"And we'll be working on all of the projects that have been pushed to the back burner soon enough," he continues. "Hanging banners on the highway, fixing signage, trimming trees. Then before we know it we'll get next season's salt, and it will be go time again."

Pelissero and Ledgerwood finish on the radio, and Pelissero turns his attention to the mounds of snow in the lot east of the Rozsa Center. "With the storm tomorrow, we'll take what we're dumping here and blow it down the hill toward the water," Pelissero says. "That's about the best we can do with it, get ready for the next load."

They'll use their Snogo on these mounds, one of several pieces of equipment in their garage along the Keweenaw Waterway. Alongside the front-end loaders, the dump trucks, the plows, and the little golf cart-like machine used by the Ice Patrol on the sidewalks (which has a crack in the windshield—it's been a rough winter all around), the Snogo is a sixties-era snowblower on steroids, mounted on a massive front-end loader.

"Those things go forever," Pelissero says. "We'll have to replace some pins, but equipment like this was built to last."

The breeze picks up slightly as Pelissero's Ford Escape bounces down Phoenix Drive to the main garage. There's still a blizzard coming. Is he worried?

"Not really," he says. "I mean, we've got everyone scheduled to come in at four. We'll just get here and get to work. What else can we do?"

"Hey, check this out," Pelissero says, setting the radio down, pointing to the large aerial photo of campus on his wall. "They took this photo some time early in the summer.
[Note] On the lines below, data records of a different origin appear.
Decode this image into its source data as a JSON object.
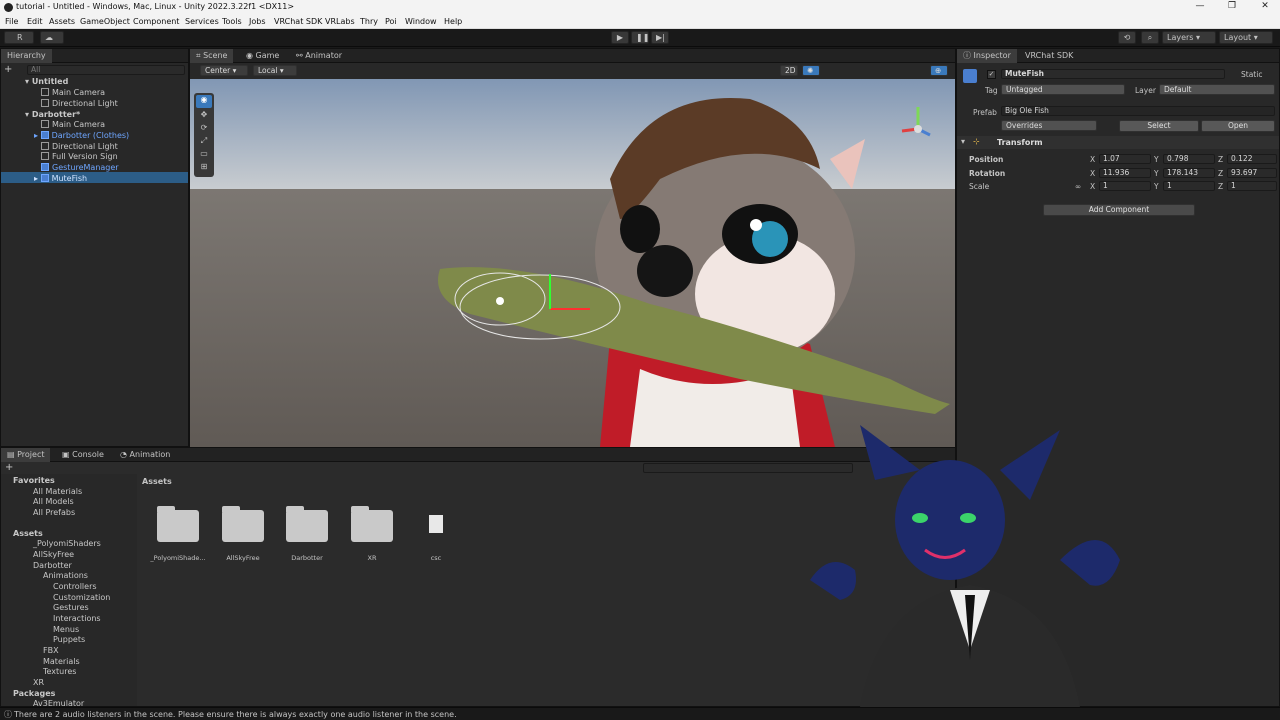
{
  "window": {
    "title": "tutorial - Untitled - Windows, Mac, Linux - Unity 2022.3.22f1 <DX11>",
    "min": "—",
    "max": "❐",
    "close": "✕"
  },
  "menu": [
    "File",
    "Edit",
    "Assets",
    "GameObject",
    "Component",
    "Services",
    "Tools",
    "Jobs",
    "VRChat SDK",
    "VRLabs",
    "Thry",
    "Poi",
    "Window",
    "Help"
  ],
  "toolbar": {
    "account": "R",
    "layers": "Layers",
    "layout": "Layout"
  },
  "hierarchy": {
    "tab": "Hierarchy",
    "search_placeholder": "All",
    "items": [
      {
        "label": "Untitled",
        "kind": "scene"
      },
      {
        "label": "Main Camera",
        "kind": "obj"
      },
      {
        "label": "Directional Light",
        "kind": "obj"
      },
      {
        "label": "Darbotter*",
        "kind": "scene"
      },
      {
        "label": "Main Camera",
        "kind": "obj"
      },
      {
        "label": "Darbotter (Clothes)",
        "kind": "prefab"
      },
      {
        "label": "Directional Light",
        "kind": "obj"
      },
      {
        "label": "Full Version Sign",
        "kind": "obj"
      },
      {
        "label": "GestureManager",
        "kind": "prefab"
      },
      {
        "label": "MuteFish",
        "kind": "prefab"
      }
    ]
  },
  "scene": {
    "tabs": [
      "Scene",
      "Game",
      "Animator"
    ],
    "pivot": "Center",
    "space": "Local",
    "mode2d": "2D"
  },
  "inspector": {
    "tabs": [
      "Inspector",
      "VRChat SDK"
    ],
    "object_name": "MuteFish",
    "static_label": "Static",
    "tag_label": "Tag",
    "tag_value": "Untagged",
    "layer_label": "Layer",
    "layer_value": "Default",
    "prefab_label": "Prefab",
    "prefab_value": "Big Ole Fish",
    "overrides": "Overrides",
    "select": "Select",
    "open": "Open",
    "component": "Transform",
    "rows": [
      {
        "label": "Position",
        "x": "1.07",
        "y": "0.798",
        "z": "0.122"
      },
      {
        "label": "Rotation",
        "x": "11.936",
        "y": "178.143",
        "z": "93.697"
      },
      {
        "label": "Scale",
        "x": "1",
        "y": "1",
        "z": "1"
      }
    ],
    "add_component": "Add Component"
  },
  "project": {
    "tabs": [
      "Project",
      "Console",
      "Animation"
    ],
    "tree": [
      {
        "label": "Favorites",
        "bold": true
      },
      {
        "label": "All Materials"
      },
      {
        "label": "All Models"
      },
      {
        "label": "All Prefabs"
      },
      {
        "label": "Assets",
        "bold": true
      },
      {
        "label": "_PolyomiShaders"
      },
      {
        "label": "AllSkyFree"
      },
      {
        "label": "Darbotter"
      },
      {
        "label": "Animations"
      },
      {
        "label": "Controllers"
      },
      {
        "label": "Customization"
      },
      {
        "label": "Gestures"
      },
      {
        "label": "Interactions"
      },
      {
        "label": "Menus"
      },
      {
        "label": "Puppets"
      },
      {
        "label": "FBX"
      },
      {
        "label": "Materials"
      },
      {
        "label": "Textures"
      },
      {
        "label": "XR"
      },
      {
        "label": "Packages",
        "bold": true
      },
      {
        "label": "Av3Emulator"
      }
    ],
    "breadcrumb": "Assets",
    "assets": [
      "_PolyomiShade...",
      "AllSkyFree",
      "Darbotter",
      "XR",
      "csc"
    ]
  },
  "status": "There are 2 audio listeners in the scene. Please ensure there is always exactly one audio listener in the scene.",
  "colors": {
    "accent": "#3a79bb",
    "prefab_blue": "#6ea6ff",
    "selection": "#2c5d87"
  }
}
Take a look at the SDC lot." I look, following the dark streaks on the pavement to the edges. "Those are snow piles. It must have been a snowy one that year."

"It'll be neat," he says, the clock chiming nine, the crew's first break of the day, "to see how far into the spring we have snow." He laughs. "I bet some of the spots will still be there in July."

Michigan Technological University is a public research university founded in 1885 in Houghton, Michigan, and is home to more than 7,000 students from 55 countries around the world. Consistently ranked among the best universities in the country for return on investment, Michigan’s flagship technological university offers more than 120 undergraduate and graduate degree programs in science and technology, engineering, computing, forestry, business and economics, health professions, humanities, mathematics, social sciences, and the arts. The rural campus is situated just miles from Lake Superior in Michigan's Upper Peninsula, offering year-round opportunities for outdoor adventure.